Blind Lady Ale House, or BLAH, is an excellent place to hold court: people can come and go, there’s usually an open table and you can grab a quick pint or order 3 courses and a bottle of wine in a busy-without-being-noisy environment. The draft list is reliably diverse and exciting, a who’s who of craft breweries both local and international: Alesmith, Victory, Ballast Point, Lost Abbey and Avery were all represented on my most recent visit. I was tempted by a large variety of whites, wheats, sours and lambics – and the menu still had plenty of room for beers my friends enjoy (imperial IPAs for example) and even a few pilsners and lagers for the spillover crowd from nearby Triple Crown or Rosy O’Grady’s. The food is all tasty, organic, local fare including salads, cheese plates and pizzas, with such unconventional toppings as eggplant, egg and chorizo. We have been disappointed with the desserts and usually just cross the street to Lestat’s for cheap takeout treats that will rock your world as long as you get out of there before all the artistic angst has time to overwhelm you.
|A place where we can all be happy.|
I’ve been accused of being a hipster for frequenting Blind Lady. I’m still a little unclear as to what the qualifications are – I am not overly pensive or artistic and, despite my best efforts, I can’t seem to get Reed into skinny jeans or guy-liner. There are some seriously bro-friendly bars nearby, where Corona is often the classiest beer on the menu, which is how BLAH gets a reputation for beer snobbery. But this is a good thing, and it’s not intimidating. Choosing from their tap list seems daunting, but I’ve always found the pouring staff to be friendly and patient, offering tasting notes and a quick splash if you need a sample before committing. I tried some different sours on my last visit and learned from the server about Flanders reds, a style of aged red ale, that I really enjoy. It’s always great to have a whole new style opened up to me and this is one I’m surprised I didn’t already know much about, considering it’s described as the most wine-like of beers.
Blind Lady is where I first heard about the honest pint, though I have since seen it at many establishments in San Diego, including Hess Brewery. The glassware is marked with a fill line listing the volume, so you know it’s not a “cheater” pint glass, like too many are. This is one of Reed’s pet peeves – have you ever poured a bottle of beer into a supposed pint glass and noticed that it’s basically full? Bottles are 12 ounces, pints are 16. That’s quite a difference. You know what you’re getting at Blind Lady, be sure to check the board as the pour volumes vary (0.5 liters for most, but some are 0.25).

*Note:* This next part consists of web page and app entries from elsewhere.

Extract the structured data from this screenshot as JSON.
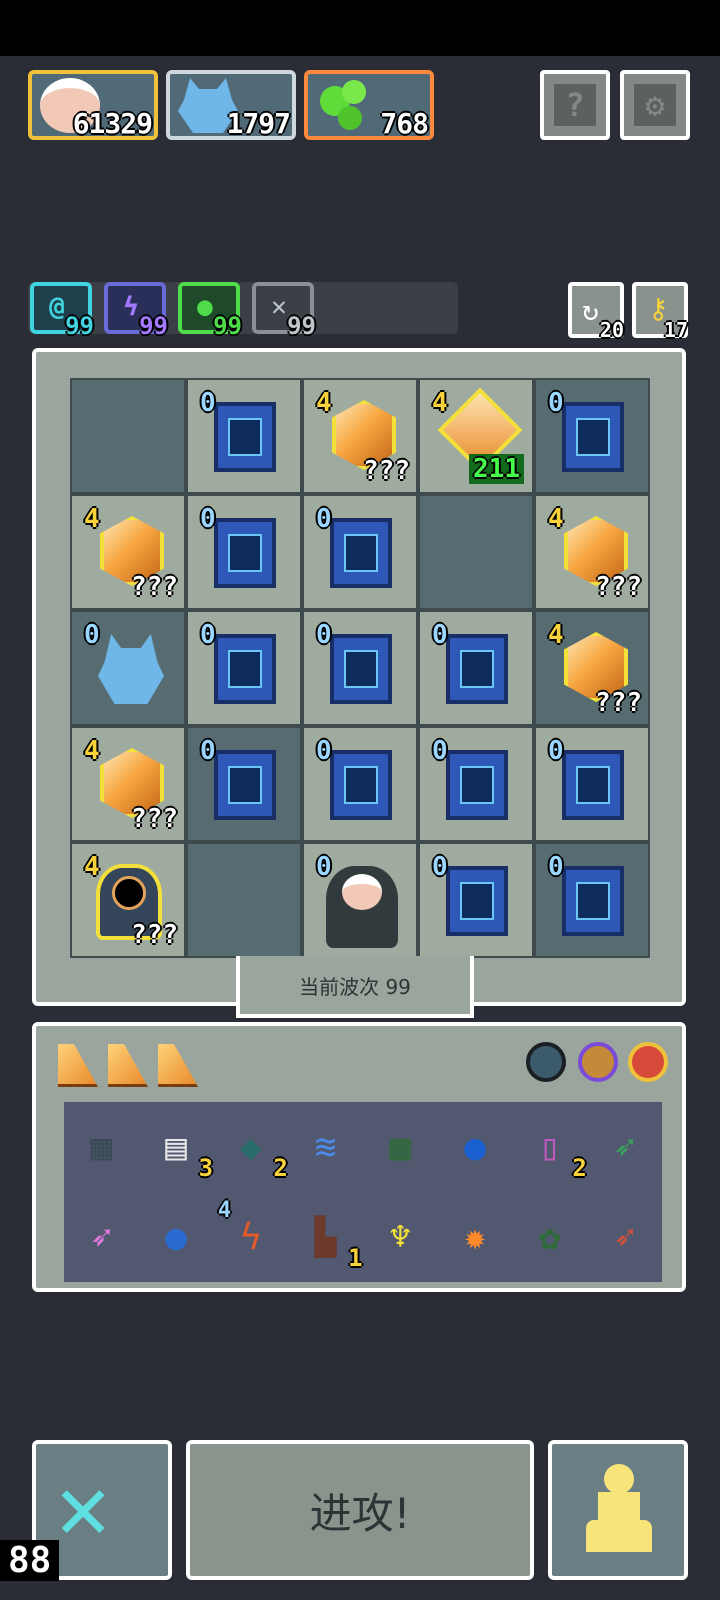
{
  "resources": [
    {
      "name": "portrait",
      "value": "61329",
      "border": "#f0c23b"
    },
    {
      "name": "monster",
      "value": "1797",
      "border": "#cfd8dc"
    },
    {
      "name": "slime",
      "value": "768",
      "border": "#ff8a3d"
    }
  ],
  "topButtons": {
    "help": "?",
    "settings": "gear-icon"
  },
  "buffs": [
    {
      "name": "spiral",
      "value": "99",
      "color": "#3fd4e0",
      "glyph": "@"
    },
    {
      "name": "lightning",
      "value": "99",
      "color": "#a178ff",
      "glyph": "ϟ"
    },
    {
      "name": "leaf",
      "value": "99",
      "color": "#4fdc4a",
      "glyph": "●"
    },
    {
      "name": "sword",
      "value": "99",
      "color": "#bfc6c9",
      "glyph": "✕"
    }
  ],
  "sideButtons": {
    "rotate": "20",
    "key": "17"
  },
  "board": [
    [
      {
        "t": "empty",
        "s": "dark"
      },
      {
        "t": "shrine",
        "s": "light",
        "tag": "0"
      },
      {
        "t": "crystal",
        "s": "light",
        "tag": "4",
        "q": "???"
      },
      {
        "t": "diamond",
        "s": "light",
        "tag": "4",
        "green": "211"
      },
      {
        "t": "shrine",
        "s": "dark",
        "tag": "0"
      }
    ],
    [
      {
        "t": "crystal",
        "s": "light",
        "tag": "4",
        "q": "???"
      },
      {
        "t": "shrine",
        "s": "light",
        "tag": "0"
      },
      {
        "t": "shrine",
        "s": "light",
        "tag": "0"
      },
      {
        "t": "empty",
        "s": "dark"
      },
      {
        "t": "crystal",
        "s": "light",
        "tag": "4",
        "q": "???"
      }
    ],
    [
      {
        "t": "monster",
        "s": "dark",
        "tag": "0"
      },
      {
        "t": "shrine",
        "s": "light",
        "tag": "0"
      },
      {
        "t": "shrine",
        "s": "light",
        "tag": "0"
      },
      {
        "t": "shrine",
        "s": "light",
        "tag": "0"
      },
      {
        "t": "crystal",
        "s": "dark",
        "tag": "4",
        "q": "???"
      }
    ],
    [
      {
        "t": "crystal",
        "s": "light",
        "tag": "4",
        "q": "???"
      },
      {
        "t": "shrine",
        "s": "dark",
        "tag": "0"
      },
      {
        "t": "shrine",
        "s": "light",
        "tag": "0"
      },
      {
        "t": "shrine",
        "s": "light",
        "tag": "0"
      },
      {
        "t": "shrine",
        "s": "light",
        "tag": "0"
      }
    ],
    [
      {
        "t": "portal",
        "s": "light",
        "tag": "4",
        "q": "???"
      },
      {
        "t": "empty",
        "s": "dark"
      },
      {
        "t": "hero",
        "s": "light",
        "tag": "0"
      },
      {
        "t": "shrine",
        "s": "light",
        "tag": "0"
      },
      {
        "t": "shrine",
        "s": "dark",
        "tag": "0"
      }
    ]
  ],
  "wave": {
    "label": "当前波次 99"
  },
  "inventoryTop": {
    "wedges": 3,
    "orbs": [
      "#3b5a6a",
      "#c48a3a",
      "#d84b3b"
    ]
  },
  "inventory": [
    {
      "name": "stone-tile",
      "glyph": "▦",
      "color": "#3a4b55"
    },
    {
      "name": "scroll",
      "glyph": "▤",
      "color": "#e8e8e8",
      "count": "3"
    },
    {
      "name": "gem-heart",
      "glyph": "◆",
      "color": "#2a6b6b",
      "count": "2"
    },
    {
      "name": "wave",
      "glyph": "≋",
      "color": "#4a8ae8"
    },
    {
      "name": "leaf-tile",
      "glyph": "▩",
      "color": "#2f6b3a"
    },
    {
      "name": "water-tile",
      "glyph": "●",
      "color": "#1a5fd0"
    },
    {
      "name": "potion",
      "glyph": "▯",
      "color": "#c05ac0",
      "count": "2"
    },
    {
      "name": "arrow-green",
      "glyph": "➶",
      "color": "#3aa35a"
    },
    {
      "name": "arrow-pink",
      "glyph": "➶",
      "color": "#e07ae0"
    },
    {
      "name": "drop",
      "glyph": "●",
      "color": "#2a6ad0"
    },
    {
      "name": "lightning-tile",
      "glyph": "ϟ",
      "color": "#e05a2a",
      "count4": "4"
    },
    {
      "name": "boot",
      "glyph": "▙",
      "color": "#6b3a2a",
      "count": "1"
    },
    {
      "name": "goblet",
      "glyph": "♆",
      "color": "#f3e03b"
    },
    {
      "name": "fire-tile",
      "glyph": "✹",
      "color": "#ff8a2a"
    },
    {
      "name": "rose-tile",
      "glyph": "✿",
      "color": "#2f6b3a"
    },
    {
      "name": "arrow-red",
      "glyph": "➶",
      "color": "#d0503a"
    }
  ],
  "bottom": {
    "attack": "进攻!",
    "fps": "88"
  }
}
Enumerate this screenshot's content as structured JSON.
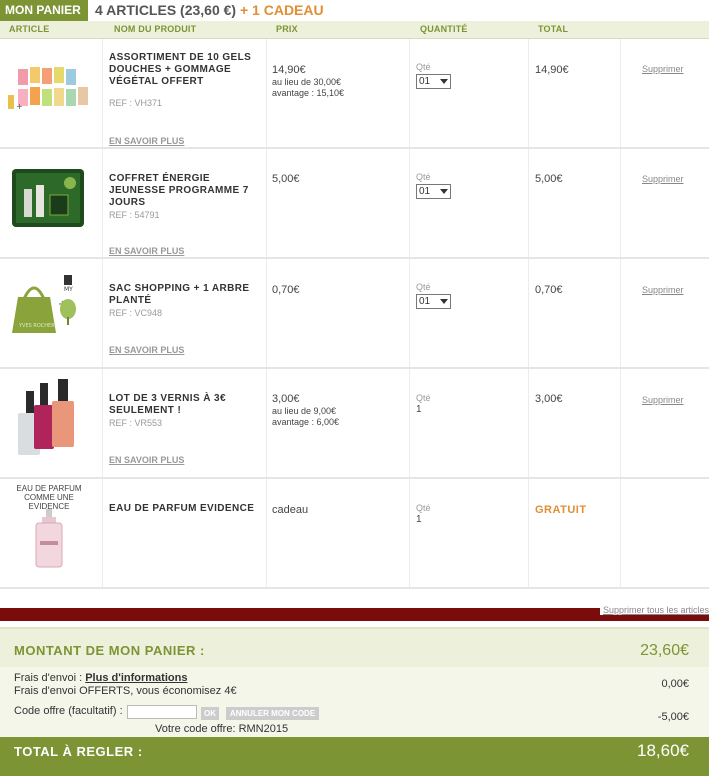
{
  "header": {
    "title": "MON PANIER",
    "summary": "4 ARTICLES (23,60 €)",
    "gift": "+ 1 CADEAU"
  },
  "columns": {
    "article": "ARTICLE",
    "product": "NOM DU PRODUIT",
    "price": "PRIX",
    "quantity": "QUANTITÉ",
    "total": "TOTAL"
  },
  "items": [
    {
      "name": "ASSORTIMENT DE 10 GELS DOUCHES + GOMMAGE VÉGÉTAL OFFERT",
      "ref": "REF : VH371",
      "more": "EN SAVOIR PLUS",
      "price": "14,90€",
      "was": "au lieu de 30,00€",
      "saving": "avantage : 15,10€",
      "qty_label": "Qté",
      "qty": "01",
      "total": "14,90€",
      "delete": "Supprimer"
    },
    {
      "name": "COFFRET ÉNERGIE JEUNESSE PROGRAMME 7 JOURS",
      "ref": "REF : 54791",
      "more": "EN SAVOIR PLUS",
      "price": "5,00€",
      "qty_label": "Qté",
      "qty": "01",
      "total": "5,00€",
      "delete": "Supprimer"
    },
    {
      "name": "SAC SHOPPING + 1 ARBRE PLANTÉ",
      "ref": "REF : VC948",
      "more": "EN SAVOIR PLUS",
      "price": "0,70€",
      "qty_label": "Qté",
      "qty": "01",
      "total": "0,70€",
      "delete": "Supprimer"
    },
    {
      "name": "LOT DE 3 VERNIS À 3€ SEULEMENT !",
      "ref": "REF : VR553",
      "more": "EN SAVOIR PLUS",
      "price": "3,00€",
      "was": "au lieu de 9,00€",
      "saving": "avantage : 6,00€",
      "qty_label": "Qté",
      "qty": "1",
      "total": "3,00€",
      "delete": "Supprimer"
    },
    {
      "caption": "EAU DE PARFUM COMME UNE EVIDENCE",
      "name": "EAU DE PARFUM EVIDENCE",
      "price": "cadeau",
      "qty_label": "Qté",
      "qty": "1",
      "total": "GRATUIT"
    }
  ],
  "delete_all": "Supprimer tous les articles",
  "cart_total": {
    "label": "MONTANT DE MON PANIER :",
    "value": "23,60€"
  },
  "fees": {
    "shipping_label": "Frais d'envoi :",
    "shipping_link": "Plus d'informations",
    "shipping_value": "0,00€",
    "free_shipping": "Frais d'envoi OFFERTS, vous économisez 4€",
    "code_label": "Code offre (facultatif) :",
    "ok_button": "OK",
    "cancel_button": "ANNULER MON CODE",
    "code_value": "-5,00€",
    "your_code": "Votre code offre: RMN2015"
  },
  "grand_total": {
    "label": "TOTAL À REGLER :",
    "value": "18,60€"
  },
  "colors": {
    "brand_green": "#7d9435",
    "accent_orange": "#e08f35",
    "dark_red": "#7a0c0c"
  }
}
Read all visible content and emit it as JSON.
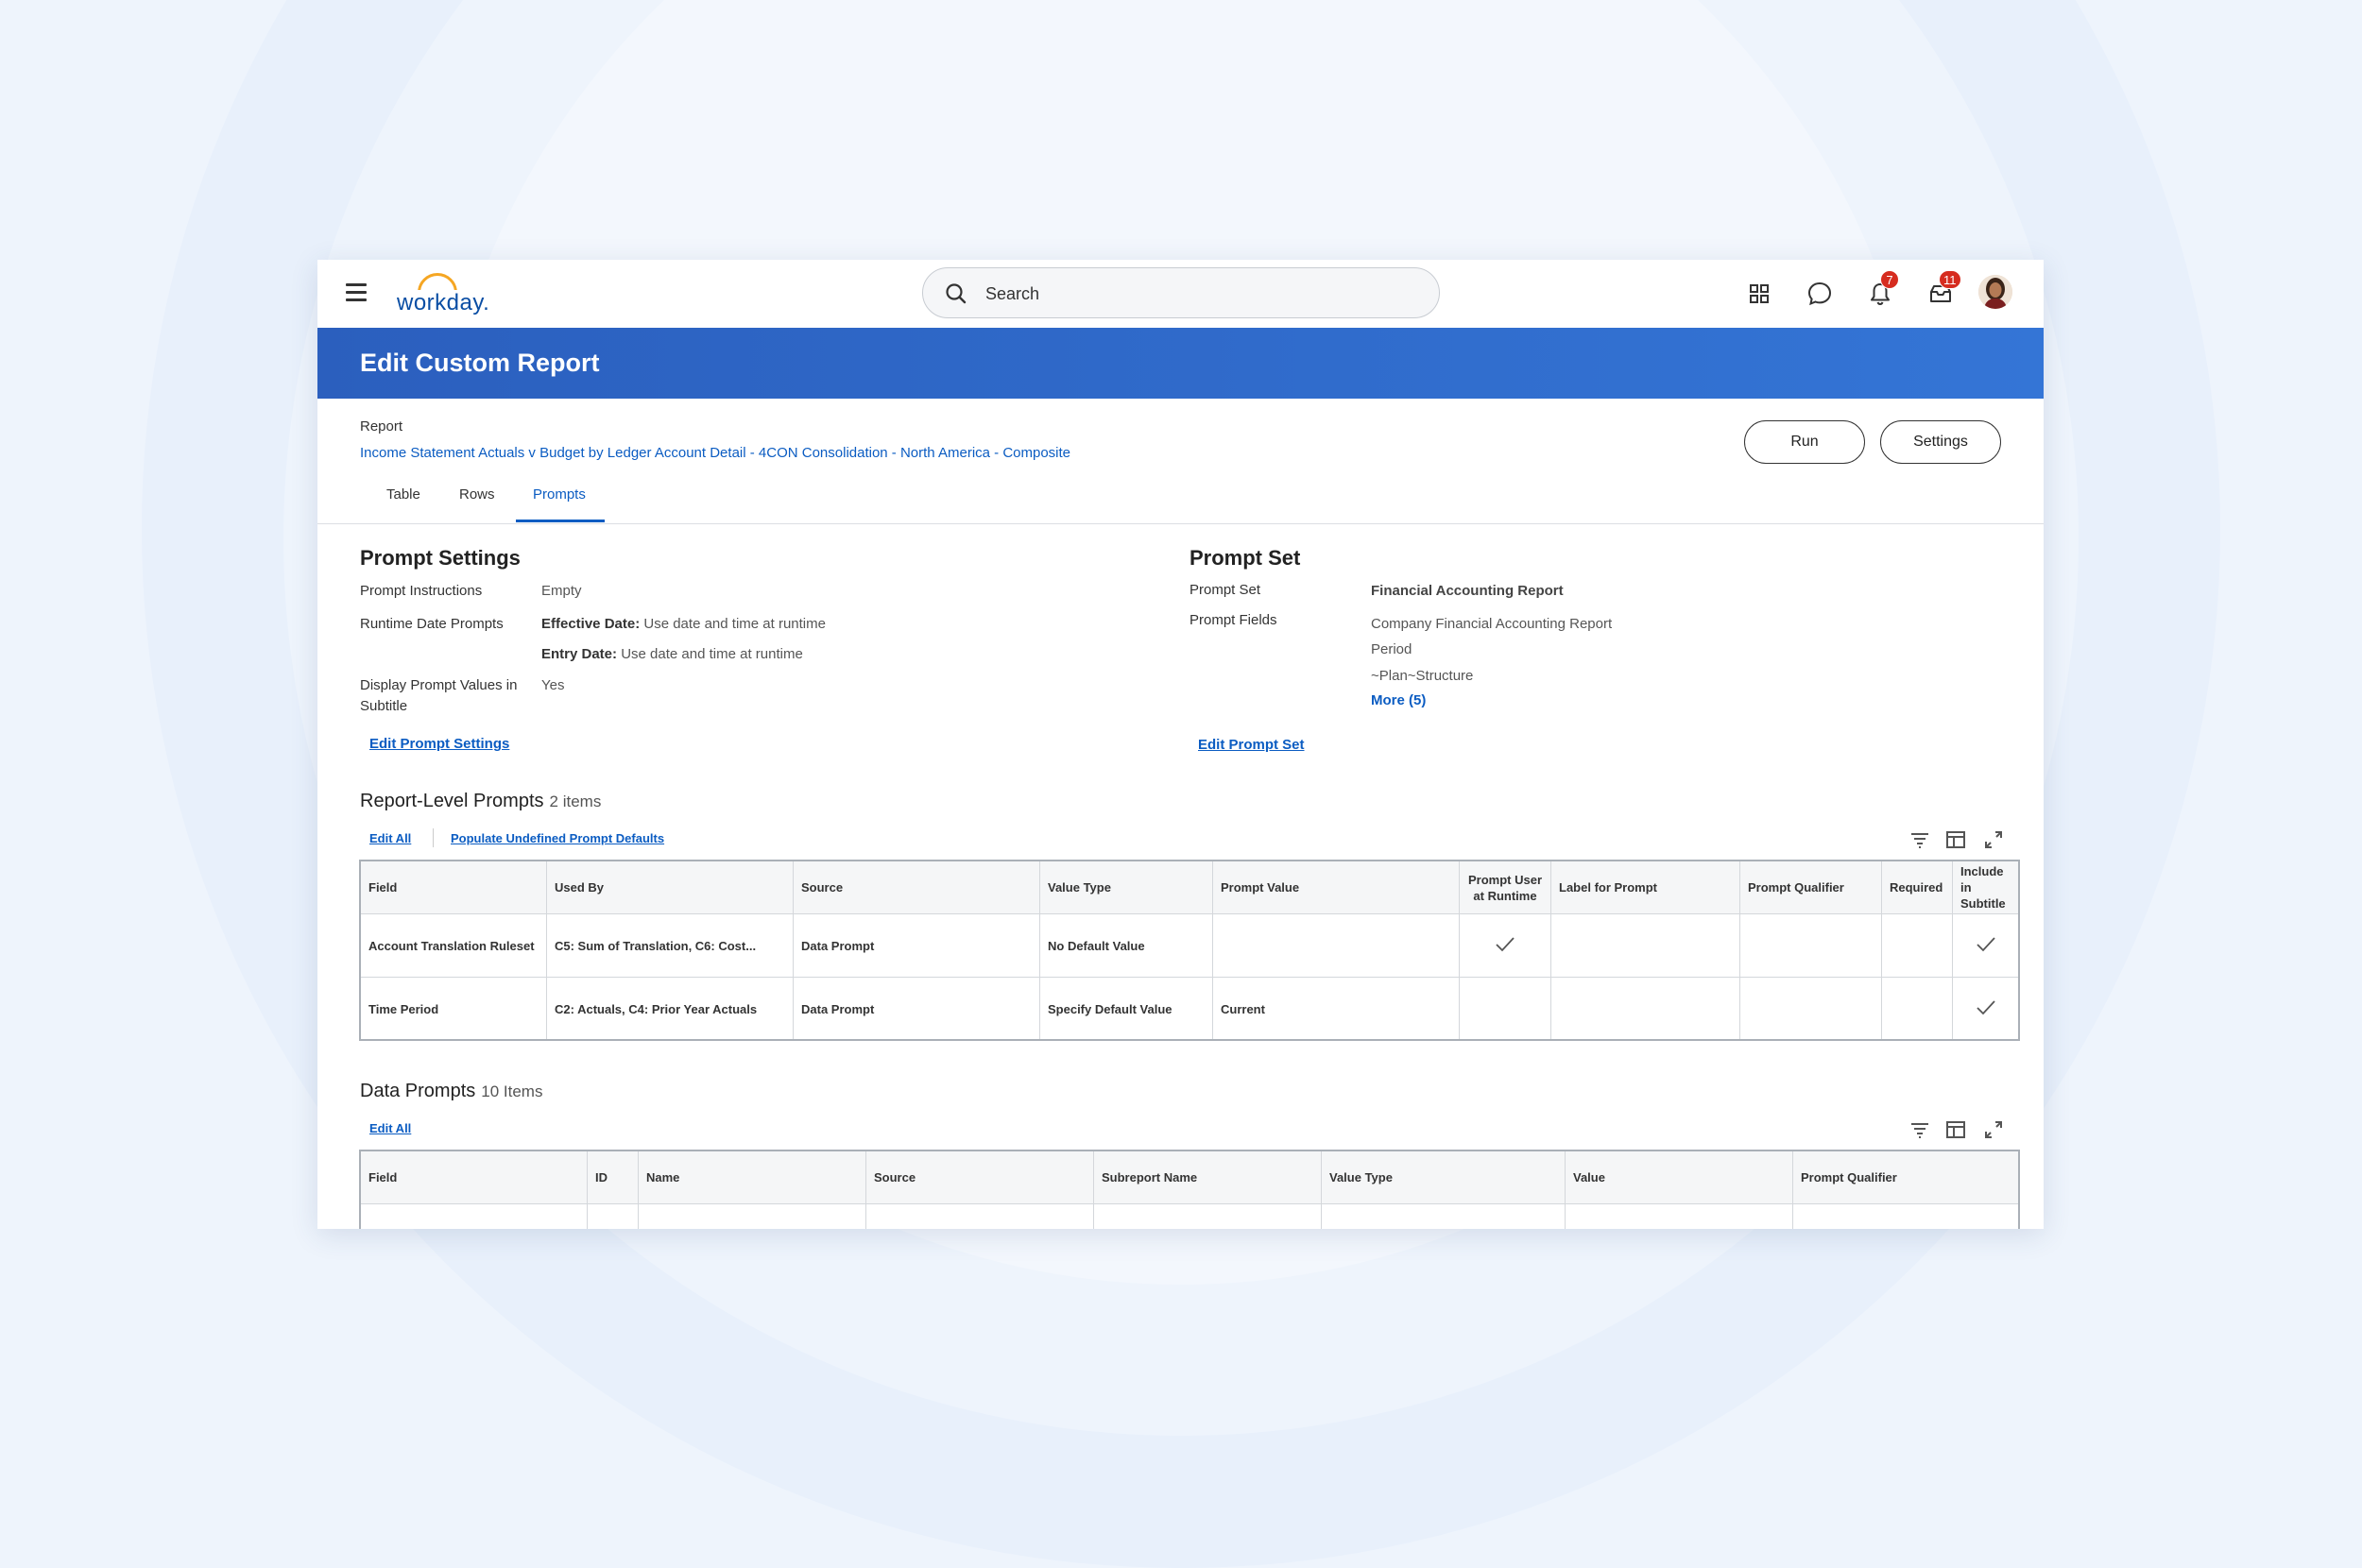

Overall, Blind Lady is an excellent place to eat, drink and be merry. The proprietor is a brewer who used to work at Stone and has now started Automatic Brewing Company, which admittedly I know very little about. I’ll have to take one for the team, find out more, and report back. BLAH is also a big part of the community and has a lot of events and tastings. It’s a stop along the Drinkabout, which is something I keep saying I’ll do but haven’t yet. Clearly, there will be some followup posts about Blind Lady as it’s a big part of beer culture in San Diego and in my life.